PARKER, Sir Robert, 1st Bt. (c.1655-91), of Ratton, Willingdon, Suss.

Published in The History of Parliament: the House of Commons 1660-1690, ed. B.D. Henning, 1983
Available from Boydell and Brewer



Mar. 1679
Oct. 1679

Family and Education

b. c.1655, 1st surv. s. of George Parker. m. 5 Feb. 1674, aged 19, Sarah (d.1708), da. of George Chute of Brixton Causeway, Lambeth, Surr., 5s. 2da. suc. fa. 1673; cr. Bt. 22 May 1674.

Offices Held

J.p. Suss. 1676-?89, commr. for assessment 1677-80, dep. lt. May 1688-?9.


Parker was returned for Hastings to the three Exclusion Parliaments, doubtless as a country candidate. But he cut no figure in the House; the only time his name appears in the Journal is when, on 6 May 1679, he was given leave to go into the country for a week. Shaftesbury listed him as ‘honest’ but he was absent from the division on the first exclusion bill. About 1683 his financial difficulties obliged him to leave the country, and he was noted as absent in May 1688 from the lord lieutenant’s questions on the repeal of the Test Act and Penal Laws. He was nevertheless appointed to the lieutenancy.

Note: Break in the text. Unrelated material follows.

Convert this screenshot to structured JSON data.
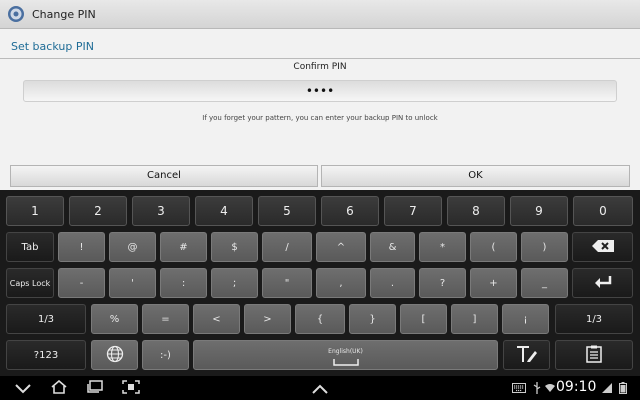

On 10 Feb. 1690 Parker was outlawed ‘for levying war against the King and Queen’; no details of his alleged treason have been discovered. In January 1691 he was arrested on returning from France and it was rumoured that he carried letters (presumably seditious) with him. On 13 June he petitioned, claiming that

he has been in custody ever since Christmas last, and that he came from beyond the seas where he had been this seven or eight years, being under necessity to make over his estate to pay his creditors. Coming into France from his travelling and finding there no return made to him, as formerly, he came over to England for his subsistence and surrendered himself to [Sir William Thomas], deputy lieutenant of Sussex, who brought him to London where he was committed to a messenger and removed afterwards to the King’s Bench, where now he remains. Being informed that he stands outlawed for high treason, though he returned six weeks or thereabouts within the year, and was incapable of surrendering himself to the lord chief justice, having been continually in prison since his arrival, he prays that the attorney general may make his fiat to the clerk of the Crown, to allow him to bring a writ of error for the reversing that outlawry.

On 23 July a warrant was issued for a pardon.

Parker died on 30 Nov. 1691, and was buried at Willingdon. The family soon recovered from its economic and political setback, for his son was twice elected knight of the shire as a Tory under Queen Anne

R. Morrice, Entering Bk. 3, p. 229; CSP Dom.1690-1, pp. 268, 411, 427, 458.

Ref Volumes: 1660-1690

Author: Basil Duke Henning